[Category: In Class, After Class]
The Story Machine – Transmedia Games in Education
by Johan Fors

Would you like to hunt down a dangerous pyromaniac obsessed with local history, solve a century old conspiracy involving creatures from Swedish folklore or discover London, as the henchman of Dr. Moriarty – all while enhancing your literacy skills and practicing your digital competence? This is the Story Machine, a new take on digital education and gamification.

My name is Johan Fors and I work as a game developer at the Swedish EdTech company Lin Education. I don’t make video games though, but something called transmedia games. The difference between a transmedia game and a video game is that a traditional video game is played on a screen, within a virtual world, and exists only within that space. A transmedia game, or alternate reality game, uses the real world as its game world and blurs the lines between fiction and reality. It is played on social media, dedicated websites and in real world locations. These types of games have been around for a while, primarily as marketing campaigns, but in our project The Story Machine, we are using transmedia game mechanics as an educational tool. The Story Machine is an innovation project that started in 2015. It is partly founded by Sweden´s innovation agency Vinnova and is a collaboration between Lin Education, GR utbildning, the University West in Trollhättan, and Botkyrka municipality.

The benefits of using transmedia games as an educational tool is that you can motivate students to learn independently, by placing them inside a thrilling fictional context, where they must gather information and complete tasks to advance in the story and solve the game’s mysteries. As opposed to conventional gamification, which motivates task solving through traditional rules of play like progress mechanics, competition, and leveling up, The Story Machine motivates mainly through engaging narratives, with close connections to the students everyday surroundings. They have to be active in the digital world, chatting with fictional characters on social media like Twitter and Tumblr and visiting custom made websites, expanding the story world of the game while also visiting places in the real world and expanding learning outside of the classroom.

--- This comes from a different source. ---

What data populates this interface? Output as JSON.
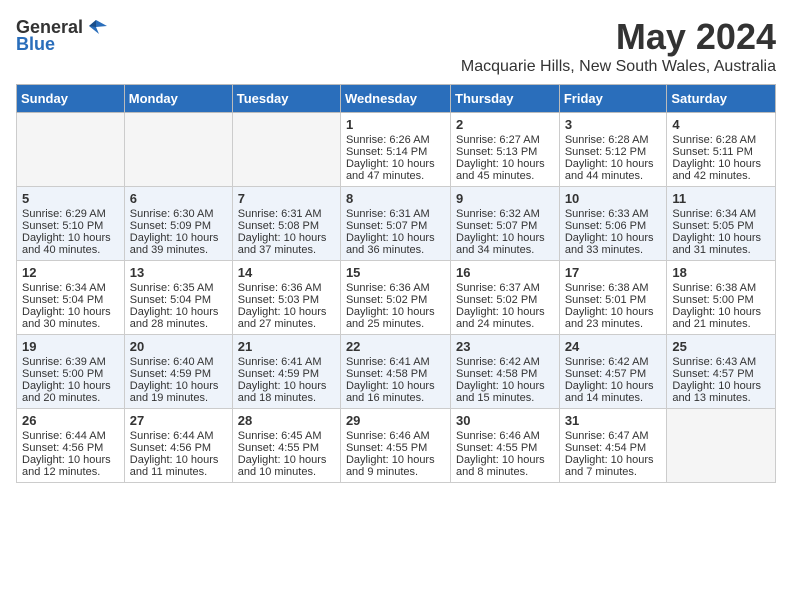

One of the most played games of the project is “Purified by Fire”, or “Luttras av Eld” in Swedish. It is the pyromaniac story mentioned earlier and is thematically inspired by the Swedish crime genre, which includes other works such as the Millennium trilogy. To stop a pyromaniac from burning down historical buildings in their community, students must collect clues, solve riddles online, and research local history to try to find out where the pyromaniac will strike next and get there as fast as they can in an attempt to stop him.

The games are played during school hours, but the students can also interact with the characters in their free time during the week that the game is played. As a game master I have to be ready to answer tweets and messages 24/7. Many of the students choose to interact with the game outside of their mandatory lessons, which proves that they find the story truly interesting and that an engaging fictional context can motivate independent learning activities. 1000 Swedish students and teachers have participated in the games so far, and together we have created amazing transmedia stories and collaboratively explored a new form of education.

If you want to learn more, please send an email to:

Website (Swedish):
DevBlog (Swedish):ättelsemaskinen-i- svensk-skola

Project Partners:
Lin Education (swedish):

GR utbildning:

University West:

Botkyrka municipality: